Task brief: Say how many lines of the listing below hold the word "GLANIX". Give only that number.

Material shown:
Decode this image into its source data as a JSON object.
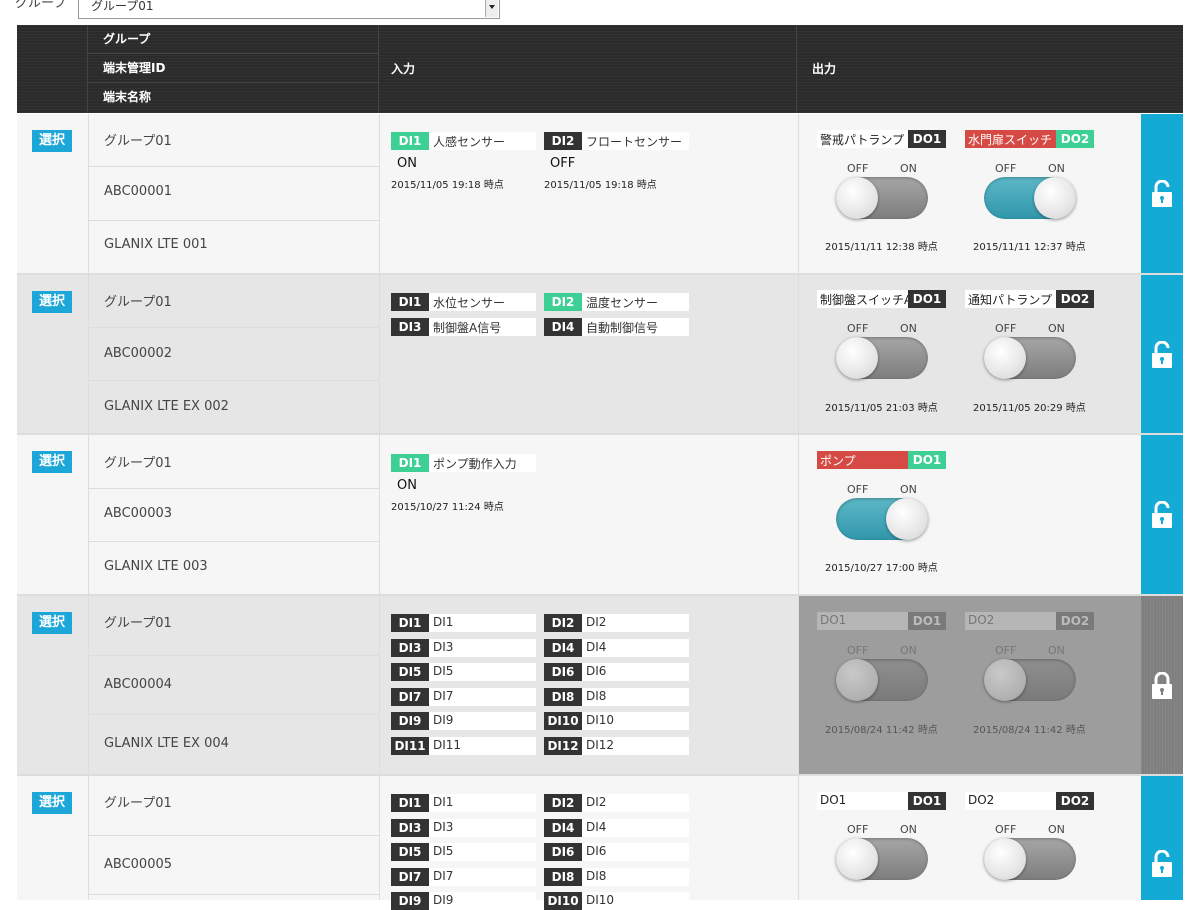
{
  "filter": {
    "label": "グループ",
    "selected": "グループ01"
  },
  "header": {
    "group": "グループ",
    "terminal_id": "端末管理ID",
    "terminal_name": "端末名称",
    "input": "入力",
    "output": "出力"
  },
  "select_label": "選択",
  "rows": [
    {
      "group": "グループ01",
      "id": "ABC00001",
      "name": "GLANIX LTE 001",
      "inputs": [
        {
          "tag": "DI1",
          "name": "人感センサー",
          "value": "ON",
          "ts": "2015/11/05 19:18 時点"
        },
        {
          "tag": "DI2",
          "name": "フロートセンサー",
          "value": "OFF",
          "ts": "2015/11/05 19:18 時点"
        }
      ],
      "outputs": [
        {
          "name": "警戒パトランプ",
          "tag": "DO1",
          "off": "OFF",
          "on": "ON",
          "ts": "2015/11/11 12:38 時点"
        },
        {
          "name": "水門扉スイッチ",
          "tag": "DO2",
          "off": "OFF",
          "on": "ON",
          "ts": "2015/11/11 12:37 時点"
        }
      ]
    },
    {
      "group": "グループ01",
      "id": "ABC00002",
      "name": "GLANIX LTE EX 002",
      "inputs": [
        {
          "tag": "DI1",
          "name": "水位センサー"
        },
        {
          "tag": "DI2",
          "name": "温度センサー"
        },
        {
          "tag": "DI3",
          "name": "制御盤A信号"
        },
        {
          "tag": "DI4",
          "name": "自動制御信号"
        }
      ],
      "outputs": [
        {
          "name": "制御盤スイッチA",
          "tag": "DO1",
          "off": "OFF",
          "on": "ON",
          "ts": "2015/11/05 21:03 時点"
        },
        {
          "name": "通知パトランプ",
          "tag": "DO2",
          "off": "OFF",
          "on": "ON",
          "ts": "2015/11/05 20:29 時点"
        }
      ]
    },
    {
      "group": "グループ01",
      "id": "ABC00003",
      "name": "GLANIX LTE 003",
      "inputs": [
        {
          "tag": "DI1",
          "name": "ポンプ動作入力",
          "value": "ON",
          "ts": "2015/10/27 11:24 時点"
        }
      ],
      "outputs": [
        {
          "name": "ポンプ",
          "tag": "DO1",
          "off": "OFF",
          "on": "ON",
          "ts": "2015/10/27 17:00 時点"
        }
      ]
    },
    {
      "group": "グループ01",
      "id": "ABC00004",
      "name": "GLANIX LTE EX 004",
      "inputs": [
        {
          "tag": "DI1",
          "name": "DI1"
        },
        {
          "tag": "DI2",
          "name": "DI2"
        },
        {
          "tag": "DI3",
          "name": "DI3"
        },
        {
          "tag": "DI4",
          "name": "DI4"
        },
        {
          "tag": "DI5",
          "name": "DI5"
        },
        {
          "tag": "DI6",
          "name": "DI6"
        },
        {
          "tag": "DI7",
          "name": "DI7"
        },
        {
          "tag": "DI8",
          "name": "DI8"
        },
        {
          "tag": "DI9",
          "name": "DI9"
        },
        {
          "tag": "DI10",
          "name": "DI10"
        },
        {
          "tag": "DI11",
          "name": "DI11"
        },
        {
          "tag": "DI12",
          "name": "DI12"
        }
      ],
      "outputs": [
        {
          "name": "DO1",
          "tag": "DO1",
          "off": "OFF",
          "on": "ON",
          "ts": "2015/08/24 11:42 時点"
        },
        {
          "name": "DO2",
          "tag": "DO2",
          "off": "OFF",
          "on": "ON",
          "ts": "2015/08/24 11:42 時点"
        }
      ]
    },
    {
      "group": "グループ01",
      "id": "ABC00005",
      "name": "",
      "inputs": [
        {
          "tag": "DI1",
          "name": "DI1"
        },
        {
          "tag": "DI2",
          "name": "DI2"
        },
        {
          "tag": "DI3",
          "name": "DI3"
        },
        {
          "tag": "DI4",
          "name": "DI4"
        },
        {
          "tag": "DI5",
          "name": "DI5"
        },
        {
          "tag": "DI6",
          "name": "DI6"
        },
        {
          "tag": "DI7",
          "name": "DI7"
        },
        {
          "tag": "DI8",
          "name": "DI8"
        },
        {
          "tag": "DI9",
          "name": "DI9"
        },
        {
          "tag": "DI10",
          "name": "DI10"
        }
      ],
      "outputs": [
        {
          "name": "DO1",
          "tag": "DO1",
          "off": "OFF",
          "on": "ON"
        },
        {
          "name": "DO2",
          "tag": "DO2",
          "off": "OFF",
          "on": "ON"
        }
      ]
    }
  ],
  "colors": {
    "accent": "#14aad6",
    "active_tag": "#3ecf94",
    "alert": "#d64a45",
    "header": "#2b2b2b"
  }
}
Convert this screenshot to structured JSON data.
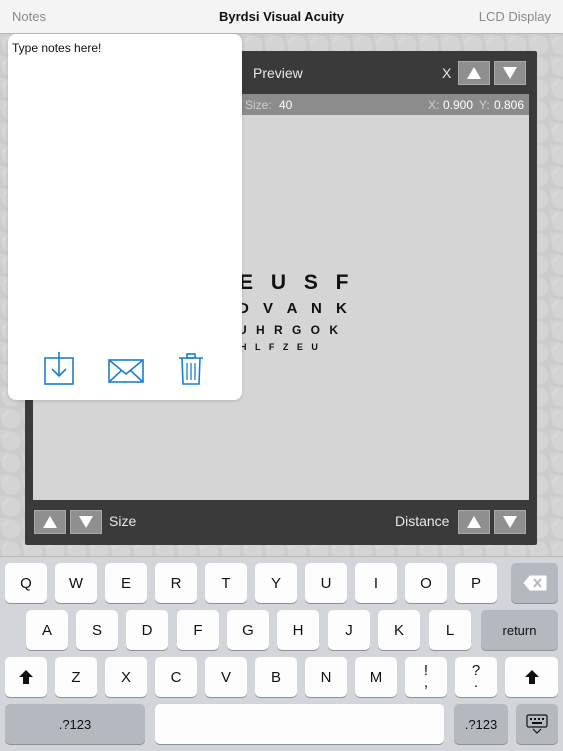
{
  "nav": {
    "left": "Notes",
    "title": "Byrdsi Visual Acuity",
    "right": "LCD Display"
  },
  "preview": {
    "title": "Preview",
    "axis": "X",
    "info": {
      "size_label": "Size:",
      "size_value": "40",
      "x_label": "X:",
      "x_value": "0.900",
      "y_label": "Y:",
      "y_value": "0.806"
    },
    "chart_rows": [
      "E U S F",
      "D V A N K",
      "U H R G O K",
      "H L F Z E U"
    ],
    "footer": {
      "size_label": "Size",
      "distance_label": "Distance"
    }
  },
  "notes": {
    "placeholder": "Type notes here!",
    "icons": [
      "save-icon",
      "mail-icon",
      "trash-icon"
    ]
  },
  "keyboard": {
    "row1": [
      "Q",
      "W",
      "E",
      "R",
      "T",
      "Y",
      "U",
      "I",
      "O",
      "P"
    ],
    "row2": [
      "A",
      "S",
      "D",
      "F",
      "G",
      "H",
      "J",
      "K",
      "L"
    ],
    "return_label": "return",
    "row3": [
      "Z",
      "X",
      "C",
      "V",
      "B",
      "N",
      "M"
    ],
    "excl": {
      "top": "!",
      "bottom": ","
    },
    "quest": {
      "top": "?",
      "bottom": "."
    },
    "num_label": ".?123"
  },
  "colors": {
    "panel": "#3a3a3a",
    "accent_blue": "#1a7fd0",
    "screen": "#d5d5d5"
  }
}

Response to the task: 4